In Western Australia, the leading cause of death for children aged zero to 14 years is transport related injury. Motor vehicle accidents are one of the most common causes of transport-related injury to children.
Whenever children are passengers in a vehicle they should be seated in the most appropriate child car restraint for their age and size. A correctly fitted and used child car restraint can significantly reduce the risk of serious injury or death in road crashes.
Australian Standards AS/NZS:1754
All child car restraints sold and used in Australia must meet the strict requirements of the joint Australian New Zealand Standards AS/NZS:1754. Restraints purchased in other countries do not meet the Australian Standard – it is illegal to use them in Australia.
Choosing a Child Car Restraint
When choosing a child car restraint you need to ensure the restraint suits your child, car and individual needs. There are a number of different types of child car restraints on the market designed to cater to a child’s age and size. The packaging on the restraints will provide the approximate age range of the restraint, however, it is important to consider the child’s size and how they fit in the restraint.
Restraints can have a single use – such as infant carriers which are only used rearward facing for babies up to approximately 6 or 12 months. Other restraints will have multiple uses and take a child through a number of stages. For example, convertible restraints can be used 4. in a rearward facing or forward facing position for a child from birth to approximately 4 years of age.
Second-Hand Child Car Restraints
Before using a second-hand child car restraint make sure to look out for the following things:
- Labelling confirming the restraint complies with AS/NZS 1754.
- Instruction booklet and the complete set of parts.
- Check the history of the restraint – make sure it has not been in a car accident. If a restraint has been involved in a severe crash it should be destroyed. Some car insurers may assist with the replacement of restraint in the event of an accident.
- Check the date of manufacture on the restraint. Do not use restraints older than ten years as it cannot be guaranteed to perform as originally intended. Australian Standards are regularly reviewed so older restraints will not meet new improved design features.
- Do not use the restraint if there are a lot of stress lines, splits, cracks or broken areas. Stress marks appear like white lines (the same lines you get if you twist a plastic milk bottle).
- Check to harness and to tether for small frays or tears. A tear or fray as small as 5 mm is a weak point in the harnessing.
- Check to tether for mould. Little black spots indicate mould is rotting the webbing at these points.
When selecting a child car restraint it is important to consider the age and size of the child using the restraint.
Restraints are manufactured to accommodate specific height (or weight) ranges, and the law references a child’s age. It is also important to use the child car restraint to its maximum size limits. Do not move to the next stage just because the child has reached the specified age.
Birth to at least 6 months
Must use an approved rearward facing child car restraint with a built-in five-point harness. Children must stay in the rearward facing position until At least 6 months of age Has outgrown the height marker on the restraint.
At least 6 months to 4 years
Can use either a rearward facing or forward facing child car restraint with a built-in five-point harness.
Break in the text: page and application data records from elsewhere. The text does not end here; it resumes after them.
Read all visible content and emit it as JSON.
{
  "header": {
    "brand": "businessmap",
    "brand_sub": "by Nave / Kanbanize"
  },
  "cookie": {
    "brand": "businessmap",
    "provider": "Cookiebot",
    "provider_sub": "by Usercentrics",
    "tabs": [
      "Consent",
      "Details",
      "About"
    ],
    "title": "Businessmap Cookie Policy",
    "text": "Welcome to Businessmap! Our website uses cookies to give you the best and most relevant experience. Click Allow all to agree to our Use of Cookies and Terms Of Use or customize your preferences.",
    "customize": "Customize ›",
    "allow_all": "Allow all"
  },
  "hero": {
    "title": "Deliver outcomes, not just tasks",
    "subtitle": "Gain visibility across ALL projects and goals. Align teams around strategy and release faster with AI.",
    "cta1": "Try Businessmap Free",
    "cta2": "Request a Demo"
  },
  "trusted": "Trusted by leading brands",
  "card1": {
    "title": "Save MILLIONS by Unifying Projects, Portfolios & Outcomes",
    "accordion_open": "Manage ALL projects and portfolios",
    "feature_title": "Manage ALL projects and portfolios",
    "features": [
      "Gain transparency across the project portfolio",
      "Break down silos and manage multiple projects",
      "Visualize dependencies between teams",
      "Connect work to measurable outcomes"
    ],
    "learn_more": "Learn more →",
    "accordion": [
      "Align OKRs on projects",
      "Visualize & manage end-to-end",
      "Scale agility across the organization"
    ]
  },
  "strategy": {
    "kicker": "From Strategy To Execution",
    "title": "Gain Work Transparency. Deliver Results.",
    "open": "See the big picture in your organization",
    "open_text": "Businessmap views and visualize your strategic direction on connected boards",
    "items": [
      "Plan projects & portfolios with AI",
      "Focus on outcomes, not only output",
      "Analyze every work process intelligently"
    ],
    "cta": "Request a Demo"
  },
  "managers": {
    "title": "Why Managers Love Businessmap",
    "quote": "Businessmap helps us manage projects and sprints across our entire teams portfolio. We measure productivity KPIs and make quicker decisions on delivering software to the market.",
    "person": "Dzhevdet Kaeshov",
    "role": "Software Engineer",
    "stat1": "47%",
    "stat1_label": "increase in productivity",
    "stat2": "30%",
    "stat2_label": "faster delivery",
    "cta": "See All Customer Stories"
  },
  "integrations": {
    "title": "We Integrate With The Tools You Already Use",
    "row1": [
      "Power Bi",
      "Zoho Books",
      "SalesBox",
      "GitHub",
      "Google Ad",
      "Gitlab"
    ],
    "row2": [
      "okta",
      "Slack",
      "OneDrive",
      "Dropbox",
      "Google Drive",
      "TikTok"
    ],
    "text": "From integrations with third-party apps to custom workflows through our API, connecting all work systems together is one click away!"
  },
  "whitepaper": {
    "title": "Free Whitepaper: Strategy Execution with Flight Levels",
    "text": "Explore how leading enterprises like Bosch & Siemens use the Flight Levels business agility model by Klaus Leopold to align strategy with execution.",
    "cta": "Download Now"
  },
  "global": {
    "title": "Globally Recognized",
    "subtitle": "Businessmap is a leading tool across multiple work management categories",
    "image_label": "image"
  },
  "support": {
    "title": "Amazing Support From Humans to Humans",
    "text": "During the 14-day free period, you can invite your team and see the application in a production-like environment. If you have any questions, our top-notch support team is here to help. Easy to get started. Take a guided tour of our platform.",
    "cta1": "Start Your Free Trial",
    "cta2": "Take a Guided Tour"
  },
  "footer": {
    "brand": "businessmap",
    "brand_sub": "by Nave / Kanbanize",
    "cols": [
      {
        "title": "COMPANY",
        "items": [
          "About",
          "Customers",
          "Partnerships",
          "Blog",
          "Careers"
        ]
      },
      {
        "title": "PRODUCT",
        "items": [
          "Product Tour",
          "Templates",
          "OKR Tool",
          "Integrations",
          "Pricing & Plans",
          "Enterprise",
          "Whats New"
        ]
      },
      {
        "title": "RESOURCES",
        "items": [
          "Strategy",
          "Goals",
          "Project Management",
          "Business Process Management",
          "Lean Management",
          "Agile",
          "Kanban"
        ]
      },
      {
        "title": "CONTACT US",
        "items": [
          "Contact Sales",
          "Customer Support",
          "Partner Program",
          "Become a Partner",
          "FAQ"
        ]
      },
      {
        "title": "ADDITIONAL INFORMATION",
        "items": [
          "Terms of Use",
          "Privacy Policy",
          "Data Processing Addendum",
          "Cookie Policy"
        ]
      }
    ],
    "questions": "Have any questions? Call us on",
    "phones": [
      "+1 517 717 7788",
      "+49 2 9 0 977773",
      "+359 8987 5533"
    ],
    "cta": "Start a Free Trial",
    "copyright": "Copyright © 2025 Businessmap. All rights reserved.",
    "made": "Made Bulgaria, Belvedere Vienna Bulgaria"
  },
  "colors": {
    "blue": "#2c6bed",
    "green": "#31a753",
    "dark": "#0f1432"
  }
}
Children who have outgrown the rearward facing child car restraint must use a forward-facing restraint with a built-in five-point harness until At least 4 years or has outgrown the height marker on the restraint.
At least 4 to 7 years
Can use either a forward facing child car restraint with a built-in five-point harness or a booster seat with an adult seatbelt. Children which have outgrown the forward facing child car restraint with a built-in harness may use a booster seat until At least 7 years of age or has outgrown the height marker on the restraint.
Over 7 years
If your child still fits in a child car restraint or booster seat, continue to use it until they outgrow it. When deciding whether your child is ready to sit on the vehicle seat do the “Five-step test” (see the “Child Restraint Guidelines” publication on the Kidsafe Australia website).
Where should my child ride?
Kidsafe WA and other road safety experts recommend the rear centre seating position as the preferred position for children. This provides some additional protection from a side impact collision. When the rear centre seating position is not able to be used, the rear left passenger is the next most suitable option as this is usually the off-road/footpath side of the car.
Research demonstrates that front seat passengers are at significantly greater risk of severe injury and/or death in the event of an accident. Legally children under 7 years of age are not permitted to occupy the front passenger seat of any vehicle with two or more rows of seats. Children aged 4 to 7 years can only occupy the front passenger seat of a vehicle with two or more rows of seats if all the rear seating positions are occupied by other children less than 7 years of age.
Kidsafe recommends that children under the age of 12 do not sit in the front seat, especially when there is an airbag. Airbags are designed to protect occupants by reducing impact with the vehicle interior. They deploy at high speed to an adult’s chest height and therefore dangerous for a small child. Refer to your vehicle owner’s manual for further information on the airbags in your vehicle.